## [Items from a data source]
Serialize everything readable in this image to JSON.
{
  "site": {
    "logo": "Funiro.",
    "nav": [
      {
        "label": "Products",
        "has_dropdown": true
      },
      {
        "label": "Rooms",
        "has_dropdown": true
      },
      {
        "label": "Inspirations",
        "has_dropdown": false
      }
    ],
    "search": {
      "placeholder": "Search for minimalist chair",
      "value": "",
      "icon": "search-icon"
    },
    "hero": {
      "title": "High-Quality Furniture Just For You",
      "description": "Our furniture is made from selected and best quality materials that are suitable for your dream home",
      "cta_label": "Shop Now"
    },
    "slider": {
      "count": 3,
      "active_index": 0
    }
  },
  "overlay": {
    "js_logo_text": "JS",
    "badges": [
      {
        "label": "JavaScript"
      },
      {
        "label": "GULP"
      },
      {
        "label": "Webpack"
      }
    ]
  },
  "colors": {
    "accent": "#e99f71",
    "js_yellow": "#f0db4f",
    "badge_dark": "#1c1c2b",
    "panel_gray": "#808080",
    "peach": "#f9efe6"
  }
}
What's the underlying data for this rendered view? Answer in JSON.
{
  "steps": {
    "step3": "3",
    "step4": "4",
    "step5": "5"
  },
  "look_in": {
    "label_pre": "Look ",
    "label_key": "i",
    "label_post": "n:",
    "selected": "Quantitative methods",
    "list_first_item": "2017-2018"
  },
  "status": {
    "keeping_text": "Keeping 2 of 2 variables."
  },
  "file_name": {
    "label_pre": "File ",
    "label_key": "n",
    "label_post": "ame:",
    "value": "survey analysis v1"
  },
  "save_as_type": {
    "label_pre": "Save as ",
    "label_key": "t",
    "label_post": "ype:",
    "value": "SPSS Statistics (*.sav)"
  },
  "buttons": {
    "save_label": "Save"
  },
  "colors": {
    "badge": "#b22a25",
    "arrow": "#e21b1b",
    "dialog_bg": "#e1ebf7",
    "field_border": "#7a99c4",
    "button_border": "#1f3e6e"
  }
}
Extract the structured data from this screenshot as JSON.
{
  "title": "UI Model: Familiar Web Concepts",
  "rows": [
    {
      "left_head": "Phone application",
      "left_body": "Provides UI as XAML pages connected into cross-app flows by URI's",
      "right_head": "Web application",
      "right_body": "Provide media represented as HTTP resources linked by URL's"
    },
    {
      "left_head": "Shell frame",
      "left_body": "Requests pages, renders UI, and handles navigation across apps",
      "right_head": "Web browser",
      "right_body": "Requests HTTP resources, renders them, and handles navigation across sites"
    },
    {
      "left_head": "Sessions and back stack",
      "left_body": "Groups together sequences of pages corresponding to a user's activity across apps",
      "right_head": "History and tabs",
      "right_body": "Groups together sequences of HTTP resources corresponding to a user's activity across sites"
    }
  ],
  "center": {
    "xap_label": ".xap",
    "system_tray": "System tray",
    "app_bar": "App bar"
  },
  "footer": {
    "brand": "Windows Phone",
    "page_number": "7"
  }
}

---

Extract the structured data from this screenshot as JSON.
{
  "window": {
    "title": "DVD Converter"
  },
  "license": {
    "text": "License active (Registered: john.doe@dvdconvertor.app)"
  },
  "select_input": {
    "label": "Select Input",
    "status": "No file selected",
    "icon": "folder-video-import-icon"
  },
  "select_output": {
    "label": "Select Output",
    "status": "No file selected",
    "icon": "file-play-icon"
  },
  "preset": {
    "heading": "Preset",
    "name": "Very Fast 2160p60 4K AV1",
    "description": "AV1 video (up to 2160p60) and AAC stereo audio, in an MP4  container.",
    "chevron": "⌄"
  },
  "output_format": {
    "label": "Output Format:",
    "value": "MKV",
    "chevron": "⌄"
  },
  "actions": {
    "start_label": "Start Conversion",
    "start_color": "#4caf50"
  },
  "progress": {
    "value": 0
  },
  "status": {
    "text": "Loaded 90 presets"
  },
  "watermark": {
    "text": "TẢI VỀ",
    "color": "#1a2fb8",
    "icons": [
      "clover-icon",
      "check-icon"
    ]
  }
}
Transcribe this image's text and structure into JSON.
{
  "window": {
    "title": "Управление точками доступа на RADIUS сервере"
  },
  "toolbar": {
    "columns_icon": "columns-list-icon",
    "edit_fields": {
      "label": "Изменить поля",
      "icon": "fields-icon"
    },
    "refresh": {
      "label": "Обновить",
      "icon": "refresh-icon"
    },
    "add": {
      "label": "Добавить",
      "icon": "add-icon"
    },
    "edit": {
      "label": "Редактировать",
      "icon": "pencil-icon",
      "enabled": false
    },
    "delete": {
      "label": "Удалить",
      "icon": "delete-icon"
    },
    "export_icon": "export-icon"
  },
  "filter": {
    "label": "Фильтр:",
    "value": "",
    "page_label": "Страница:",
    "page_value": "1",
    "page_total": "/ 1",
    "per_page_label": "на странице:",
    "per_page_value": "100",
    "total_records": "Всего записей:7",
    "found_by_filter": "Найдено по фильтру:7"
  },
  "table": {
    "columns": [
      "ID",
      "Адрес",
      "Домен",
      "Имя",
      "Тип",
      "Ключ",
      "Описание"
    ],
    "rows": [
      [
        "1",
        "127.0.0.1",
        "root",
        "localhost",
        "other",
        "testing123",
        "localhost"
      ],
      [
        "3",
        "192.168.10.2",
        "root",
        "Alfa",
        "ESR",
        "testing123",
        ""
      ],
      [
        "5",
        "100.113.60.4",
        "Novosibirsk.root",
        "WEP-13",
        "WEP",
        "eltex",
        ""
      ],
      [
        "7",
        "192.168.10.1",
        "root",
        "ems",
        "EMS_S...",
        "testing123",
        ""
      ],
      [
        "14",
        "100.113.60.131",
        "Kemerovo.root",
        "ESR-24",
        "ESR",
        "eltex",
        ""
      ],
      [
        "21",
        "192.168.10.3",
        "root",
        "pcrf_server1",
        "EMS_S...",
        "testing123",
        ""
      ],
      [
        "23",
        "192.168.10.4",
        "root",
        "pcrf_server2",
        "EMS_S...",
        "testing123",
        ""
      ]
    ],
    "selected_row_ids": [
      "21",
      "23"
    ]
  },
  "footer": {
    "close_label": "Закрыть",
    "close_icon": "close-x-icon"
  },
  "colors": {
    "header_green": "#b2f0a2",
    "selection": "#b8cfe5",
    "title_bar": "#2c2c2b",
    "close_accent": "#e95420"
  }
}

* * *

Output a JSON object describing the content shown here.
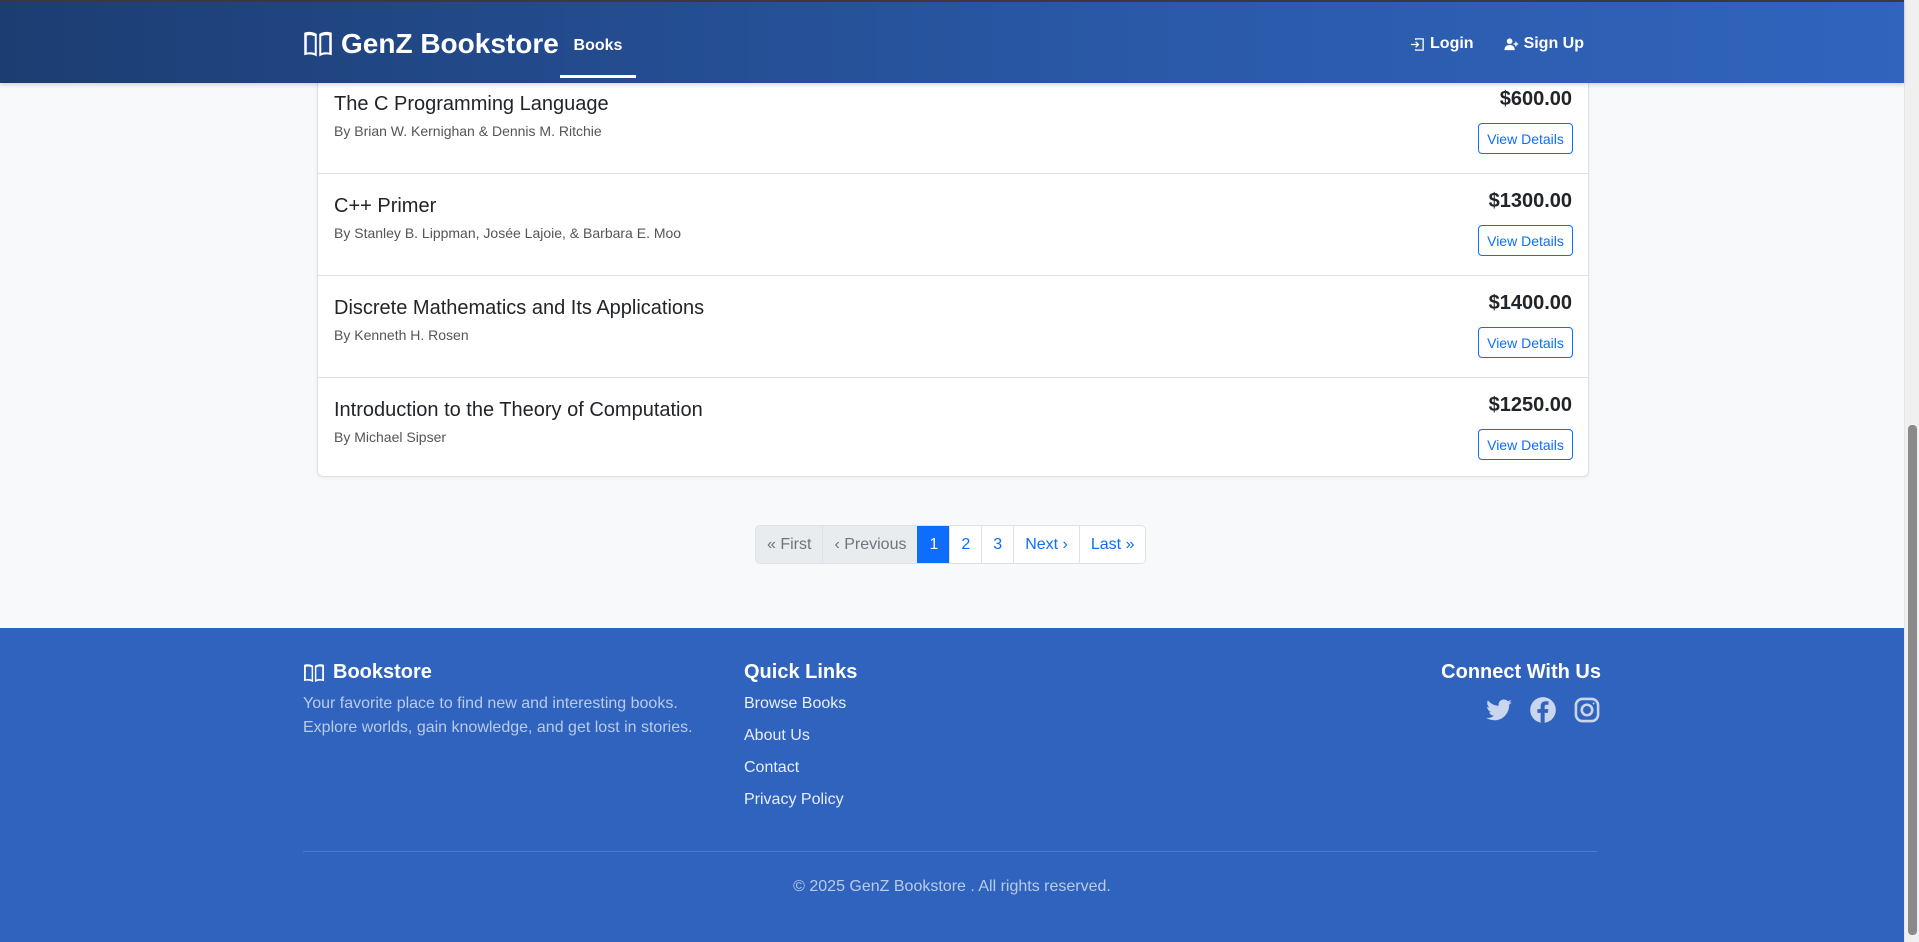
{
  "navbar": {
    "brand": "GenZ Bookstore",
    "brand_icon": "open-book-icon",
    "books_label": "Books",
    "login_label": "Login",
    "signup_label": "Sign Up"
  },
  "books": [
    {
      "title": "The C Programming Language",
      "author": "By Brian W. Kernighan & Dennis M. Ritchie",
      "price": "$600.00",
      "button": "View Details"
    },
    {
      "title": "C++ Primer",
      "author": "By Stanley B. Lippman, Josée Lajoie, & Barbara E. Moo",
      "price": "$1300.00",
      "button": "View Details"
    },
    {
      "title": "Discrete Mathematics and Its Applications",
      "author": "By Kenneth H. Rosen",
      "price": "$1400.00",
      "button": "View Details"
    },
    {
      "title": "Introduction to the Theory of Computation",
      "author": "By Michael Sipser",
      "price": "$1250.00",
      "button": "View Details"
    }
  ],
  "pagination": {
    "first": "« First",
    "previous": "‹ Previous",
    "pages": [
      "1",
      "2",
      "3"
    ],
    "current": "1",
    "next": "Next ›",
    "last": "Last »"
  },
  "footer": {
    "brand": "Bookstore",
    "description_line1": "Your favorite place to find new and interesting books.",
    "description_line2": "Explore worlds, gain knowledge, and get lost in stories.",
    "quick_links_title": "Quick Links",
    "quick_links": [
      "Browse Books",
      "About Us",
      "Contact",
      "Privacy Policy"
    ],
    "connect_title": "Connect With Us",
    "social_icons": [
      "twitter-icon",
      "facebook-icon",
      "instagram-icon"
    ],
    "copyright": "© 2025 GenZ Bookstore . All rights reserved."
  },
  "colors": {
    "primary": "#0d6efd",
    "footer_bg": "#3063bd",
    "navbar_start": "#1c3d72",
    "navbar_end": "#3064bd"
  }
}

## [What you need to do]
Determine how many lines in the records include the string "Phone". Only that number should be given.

## [Exercise response]
2